:: Material for this task

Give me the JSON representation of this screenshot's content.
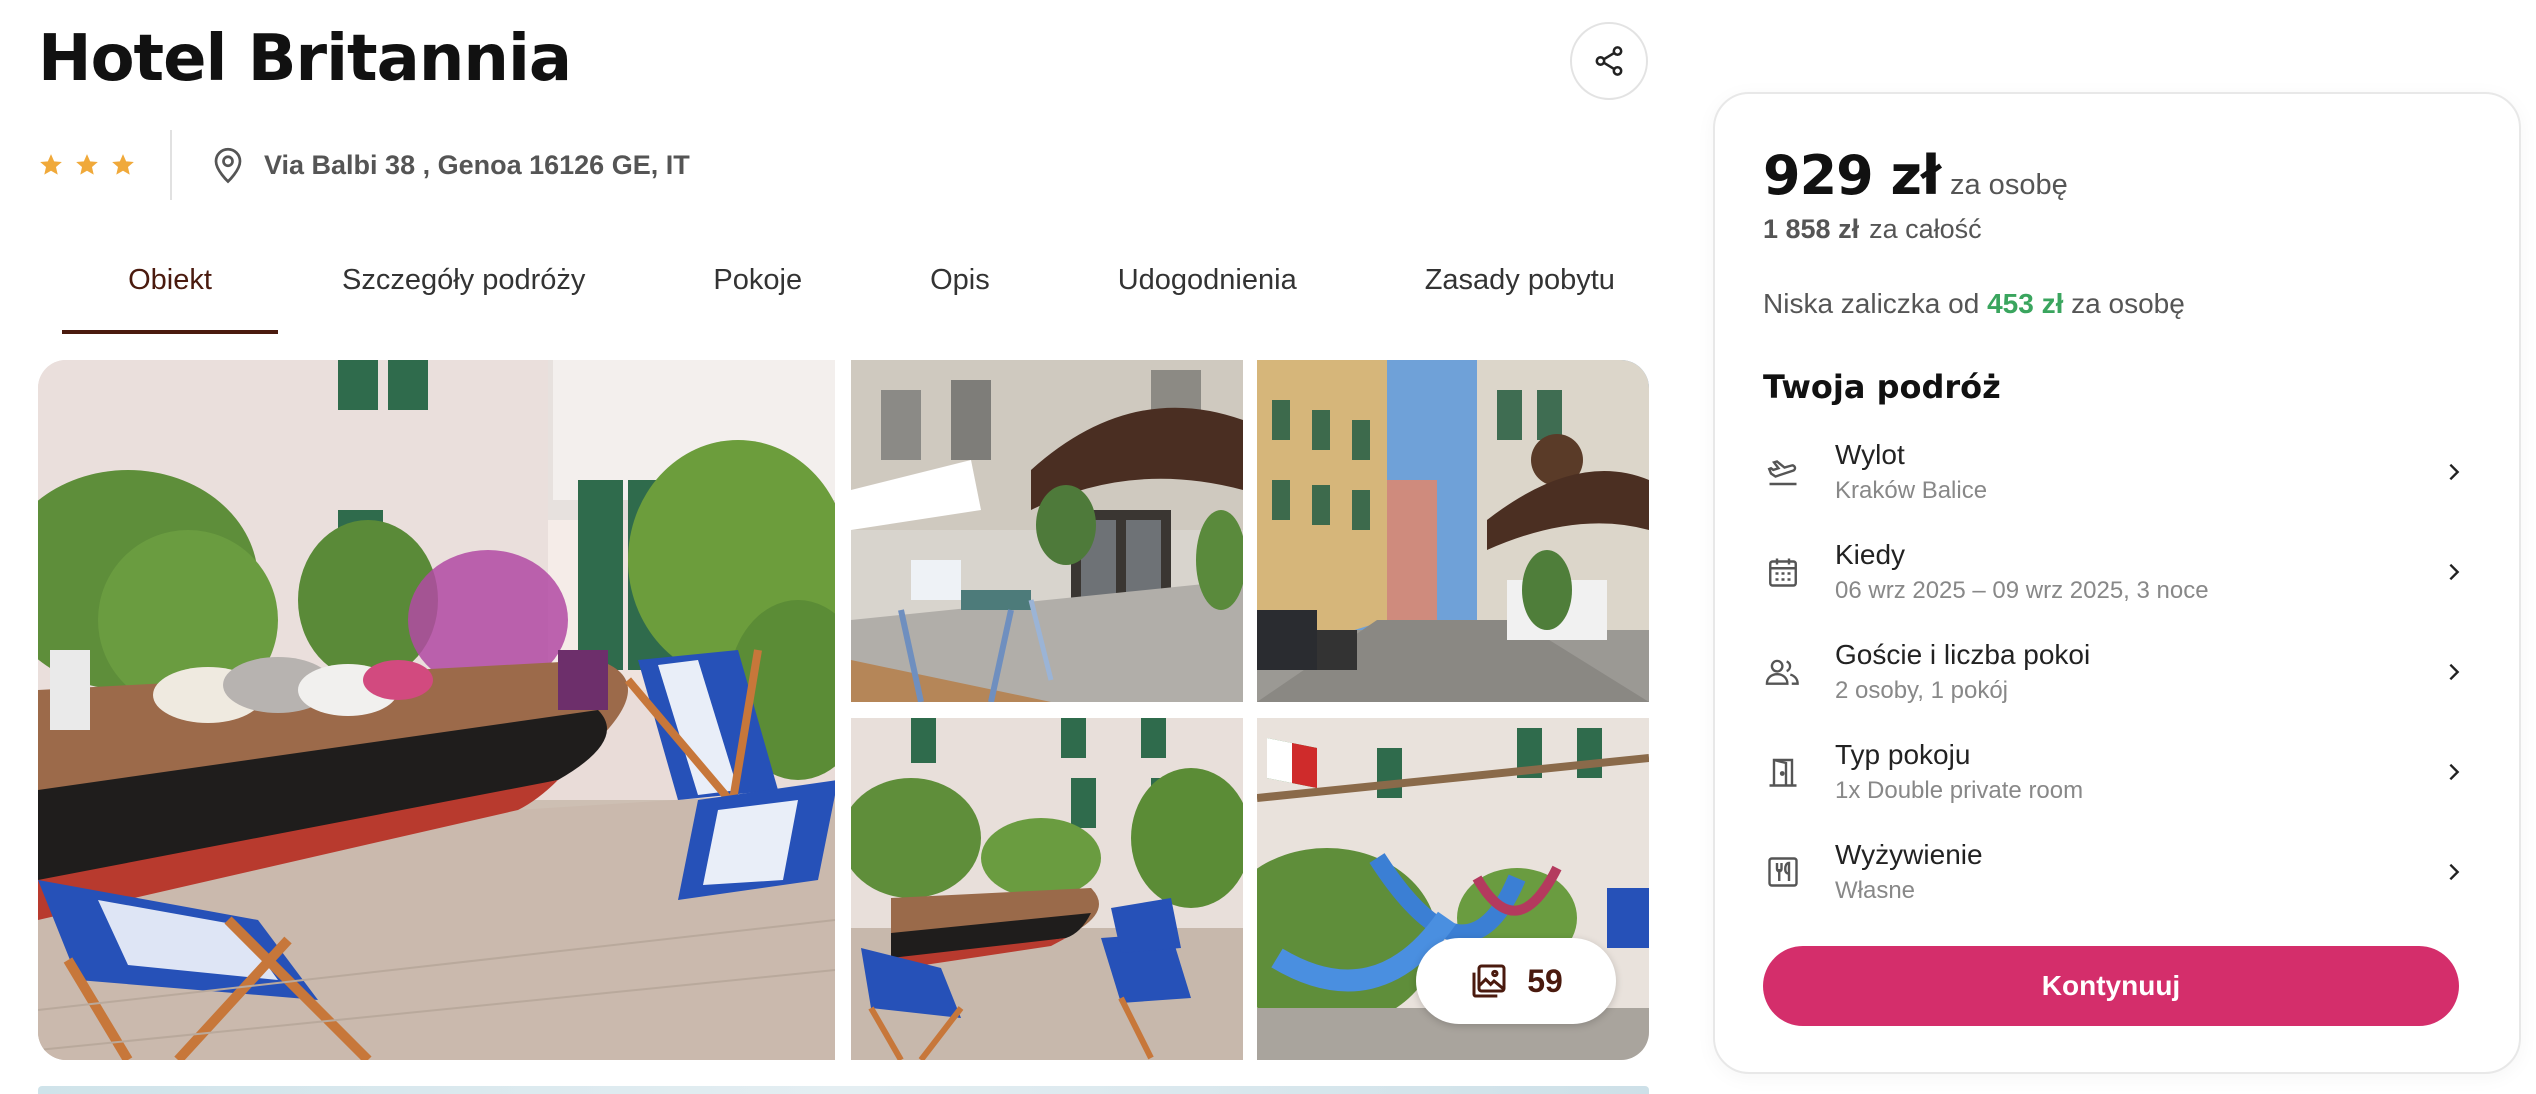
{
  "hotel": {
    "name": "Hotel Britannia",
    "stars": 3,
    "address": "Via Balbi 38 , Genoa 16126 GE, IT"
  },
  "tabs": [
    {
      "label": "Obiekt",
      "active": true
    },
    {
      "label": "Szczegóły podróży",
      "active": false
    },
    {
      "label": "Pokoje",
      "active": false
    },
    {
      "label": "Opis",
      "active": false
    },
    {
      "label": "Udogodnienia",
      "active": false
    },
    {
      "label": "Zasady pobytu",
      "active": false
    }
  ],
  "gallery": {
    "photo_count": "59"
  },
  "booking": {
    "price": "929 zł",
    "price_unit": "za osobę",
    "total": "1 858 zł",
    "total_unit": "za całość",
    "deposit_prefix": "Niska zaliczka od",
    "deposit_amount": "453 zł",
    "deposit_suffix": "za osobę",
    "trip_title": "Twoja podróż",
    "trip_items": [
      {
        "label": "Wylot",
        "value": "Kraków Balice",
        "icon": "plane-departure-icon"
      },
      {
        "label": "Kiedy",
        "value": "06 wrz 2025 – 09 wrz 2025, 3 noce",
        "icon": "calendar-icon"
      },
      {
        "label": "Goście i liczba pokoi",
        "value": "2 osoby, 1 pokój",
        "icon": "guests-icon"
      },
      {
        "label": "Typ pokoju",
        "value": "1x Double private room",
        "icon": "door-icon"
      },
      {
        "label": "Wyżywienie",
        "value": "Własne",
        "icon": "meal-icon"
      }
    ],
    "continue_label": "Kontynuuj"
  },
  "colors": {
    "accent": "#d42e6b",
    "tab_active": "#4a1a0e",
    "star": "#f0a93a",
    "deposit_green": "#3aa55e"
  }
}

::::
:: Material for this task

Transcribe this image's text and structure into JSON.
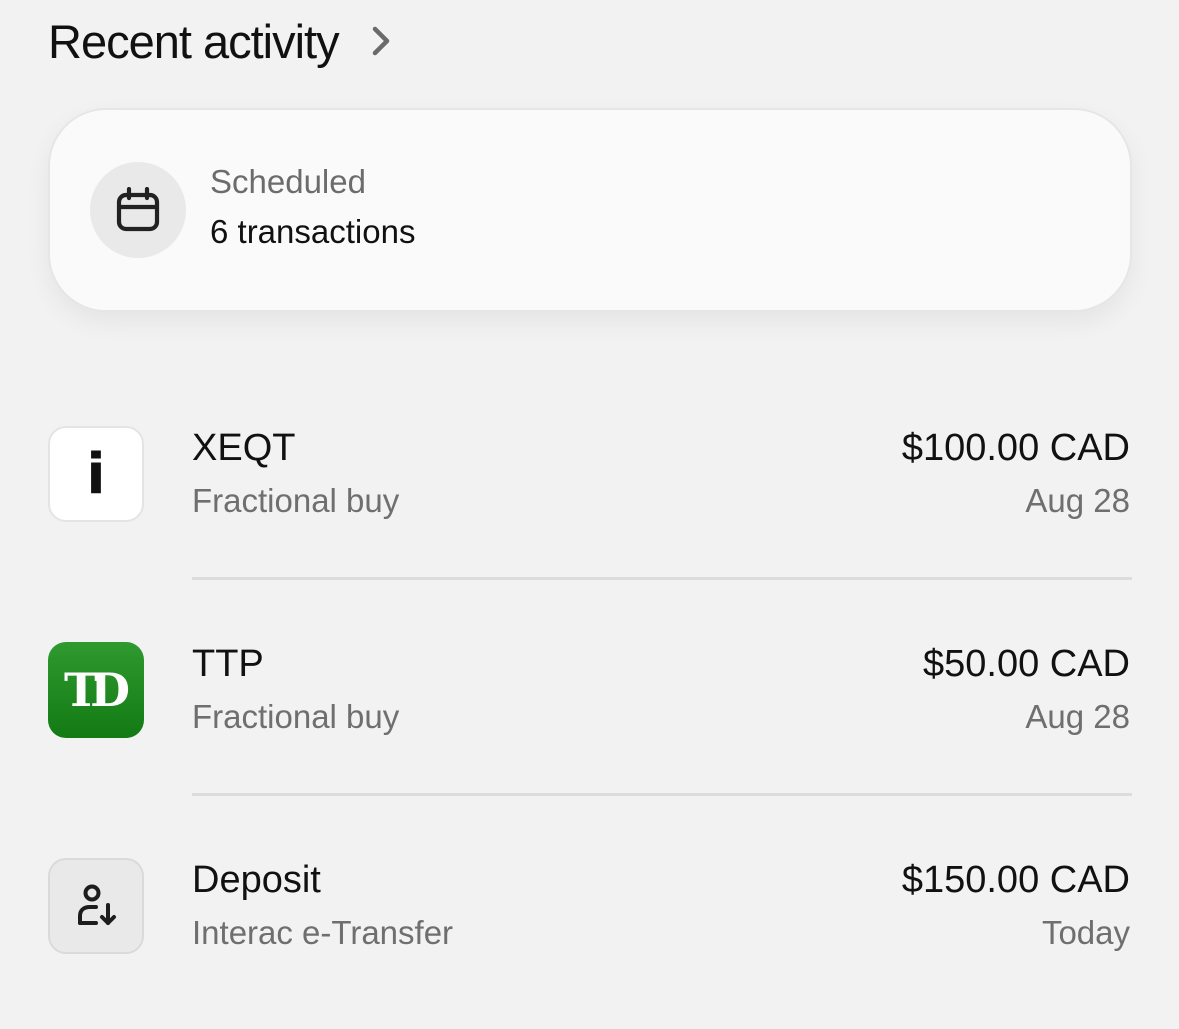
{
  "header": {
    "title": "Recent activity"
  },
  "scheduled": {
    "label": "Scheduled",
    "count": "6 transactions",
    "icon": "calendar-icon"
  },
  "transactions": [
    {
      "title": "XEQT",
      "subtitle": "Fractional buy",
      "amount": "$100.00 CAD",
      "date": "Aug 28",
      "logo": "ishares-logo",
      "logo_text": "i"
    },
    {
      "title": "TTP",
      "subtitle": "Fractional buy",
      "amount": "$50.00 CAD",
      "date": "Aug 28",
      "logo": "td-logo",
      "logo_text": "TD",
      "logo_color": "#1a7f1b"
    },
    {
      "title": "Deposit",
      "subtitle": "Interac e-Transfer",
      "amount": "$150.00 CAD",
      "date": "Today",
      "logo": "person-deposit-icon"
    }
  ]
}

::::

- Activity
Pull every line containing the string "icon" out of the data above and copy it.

- Expected output
        "icon": "plane-departure-icon"
        "icon": "calendar-icon"
        "icon": "guests-icon"
        "icon": "door-icon"
        "icon": "meal-icon"
    "icon": "calendar-icon"
      "logo": "person-deposit-icon"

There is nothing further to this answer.